We had a good laugh about it and my brothers had a nice walk home. It was about an hour in normal conditions, but the road they had to take was a dangerous one on foot (no sidewalk) and at night. Still, they arrived in one piece and probably walked off some of the alcohol, and we have one more tale to tell.

They Didn’t Meet The Bar (Mitzvah)

, , , , , | Related | CREDIT: I_want_max | September 1, 2021

My bar mitzvah is coming up. In my synagogue, capacity is limited right now. I want to invite my best friend and his family. I am super tight with his family and we’re basically brothers; we’ve been friends since kindergarten. My mom is talking with my great aunt about it over the phone.

Great Aunt: “Oh, that means that you have three spots if [Best Friend] and his family don’t come, and since they’re not family, [Great Aunt’s Daughter] and her two daughters should come, instead.”

Mom: “What? We don’t even talk to them that much anymore. Why should they come instead of [My Name]’s best friend and his family?”

Great Aunt: “The girls haven’t gone out in sooooooo long, and they would love to see [My Name] becoming a man.”

Mom: “They can watch over video call like the other 100 people who can’t come due to the health crisis.”

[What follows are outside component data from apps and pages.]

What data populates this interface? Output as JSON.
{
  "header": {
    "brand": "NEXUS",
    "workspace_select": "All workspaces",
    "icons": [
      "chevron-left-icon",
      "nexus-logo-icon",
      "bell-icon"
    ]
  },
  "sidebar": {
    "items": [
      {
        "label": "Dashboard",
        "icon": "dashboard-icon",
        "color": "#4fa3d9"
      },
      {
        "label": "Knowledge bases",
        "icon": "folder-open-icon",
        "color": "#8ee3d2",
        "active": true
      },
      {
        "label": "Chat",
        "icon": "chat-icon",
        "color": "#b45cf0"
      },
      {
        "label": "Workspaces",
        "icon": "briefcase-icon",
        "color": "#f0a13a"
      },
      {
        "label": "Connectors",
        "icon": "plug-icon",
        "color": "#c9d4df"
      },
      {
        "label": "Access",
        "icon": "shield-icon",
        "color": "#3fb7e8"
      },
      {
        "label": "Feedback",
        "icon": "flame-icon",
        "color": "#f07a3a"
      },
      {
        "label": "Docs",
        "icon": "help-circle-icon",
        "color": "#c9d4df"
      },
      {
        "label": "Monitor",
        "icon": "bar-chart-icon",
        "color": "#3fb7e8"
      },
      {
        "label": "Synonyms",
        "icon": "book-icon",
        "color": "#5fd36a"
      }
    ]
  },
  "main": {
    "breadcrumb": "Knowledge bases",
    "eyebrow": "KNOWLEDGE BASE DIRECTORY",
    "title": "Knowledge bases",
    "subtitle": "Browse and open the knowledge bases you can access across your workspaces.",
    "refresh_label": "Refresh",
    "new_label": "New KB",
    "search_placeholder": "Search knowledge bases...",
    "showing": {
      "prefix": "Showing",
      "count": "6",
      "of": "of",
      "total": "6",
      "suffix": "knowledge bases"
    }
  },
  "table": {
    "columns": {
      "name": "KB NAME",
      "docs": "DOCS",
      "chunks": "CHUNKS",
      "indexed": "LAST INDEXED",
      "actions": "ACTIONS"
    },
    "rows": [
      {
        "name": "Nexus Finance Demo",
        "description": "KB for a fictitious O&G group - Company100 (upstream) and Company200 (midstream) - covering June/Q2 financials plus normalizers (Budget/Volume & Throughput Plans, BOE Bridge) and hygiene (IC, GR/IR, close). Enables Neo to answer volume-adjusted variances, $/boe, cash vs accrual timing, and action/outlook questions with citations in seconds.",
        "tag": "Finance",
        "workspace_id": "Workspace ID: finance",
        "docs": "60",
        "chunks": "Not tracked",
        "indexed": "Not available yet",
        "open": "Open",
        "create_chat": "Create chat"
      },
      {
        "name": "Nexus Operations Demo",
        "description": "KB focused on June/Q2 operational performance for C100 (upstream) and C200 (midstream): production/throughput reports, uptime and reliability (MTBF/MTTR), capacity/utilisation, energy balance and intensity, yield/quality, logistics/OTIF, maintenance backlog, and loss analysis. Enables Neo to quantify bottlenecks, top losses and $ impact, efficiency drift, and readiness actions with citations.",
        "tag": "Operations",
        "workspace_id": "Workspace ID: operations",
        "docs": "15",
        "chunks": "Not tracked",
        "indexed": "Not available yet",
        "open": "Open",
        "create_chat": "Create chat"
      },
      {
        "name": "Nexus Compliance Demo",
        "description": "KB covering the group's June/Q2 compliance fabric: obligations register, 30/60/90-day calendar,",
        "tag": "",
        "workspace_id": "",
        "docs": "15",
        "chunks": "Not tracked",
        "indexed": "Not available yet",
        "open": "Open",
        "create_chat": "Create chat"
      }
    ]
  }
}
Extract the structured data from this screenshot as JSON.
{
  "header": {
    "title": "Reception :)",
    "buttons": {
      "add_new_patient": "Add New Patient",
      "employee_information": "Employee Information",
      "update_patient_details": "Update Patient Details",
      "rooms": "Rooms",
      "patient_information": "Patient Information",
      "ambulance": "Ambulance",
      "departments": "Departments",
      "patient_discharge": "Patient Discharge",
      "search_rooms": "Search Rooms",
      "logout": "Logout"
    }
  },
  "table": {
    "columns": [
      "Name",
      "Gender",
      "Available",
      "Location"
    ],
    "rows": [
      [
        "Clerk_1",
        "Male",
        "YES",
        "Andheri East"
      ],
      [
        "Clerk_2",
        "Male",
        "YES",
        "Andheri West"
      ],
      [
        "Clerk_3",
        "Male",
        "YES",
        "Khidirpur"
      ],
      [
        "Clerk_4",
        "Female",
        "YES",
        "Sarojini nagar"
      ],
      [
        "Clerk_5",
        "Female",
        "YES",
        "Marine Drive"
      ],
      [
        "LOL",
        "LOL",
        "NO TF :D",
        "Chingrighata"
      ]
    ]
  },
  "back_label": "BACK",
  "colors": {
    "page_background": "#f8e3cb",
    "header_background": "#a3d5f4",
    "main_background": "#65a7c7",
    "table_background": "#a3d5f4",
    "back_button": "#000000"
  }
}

Great Aunt: “This isn’t fair! My babies are more important than your stupid kid’s best friend and his family.”

Mom: “Fine. They can all come if they get the vaccine.”

Great Aunt: “What?! Vaccines cause cancer and autism! Everyone is lying about the crisis! It’s fake!”

Mom: “Okay. If that’s how you feel about it, you won’t have a problem with them not coming.” *Hangs up*

What’s Mine Is NOT Yours

, , , , , , | Related | CREDIT: maddmoiselle_1 | August 29, 2021

My cousin is a single mother who lives with her elderly parents. Her daughter, age five, was exposed to someone with a certain contagious illness and is now starting to show symptoms. My cousin calls me.

Cousin: “Is there a possibility that you could go stay with your parents for two weeks so I can isolate with [Her Daughter] in your house?”

Going to my parents would mean having to put in leave at work. She can afford a guesthouse, and even if she couldn’t, our government actually provides accommodations for cases like this. I point this out.

Cousin: “Going to such a place would be restrictive to my dearest baby, and she would just die without a proper TV and Wi-Fi. And your backyard is so nice and big; we would love to use the pool during the hot summer days. And since your parents are elderly, they could probably use your help for two weeks.”

Believe me, they don’t want me there, and I have health conditions that would make the illness deadly for me if I caught it. I gave her a swift no.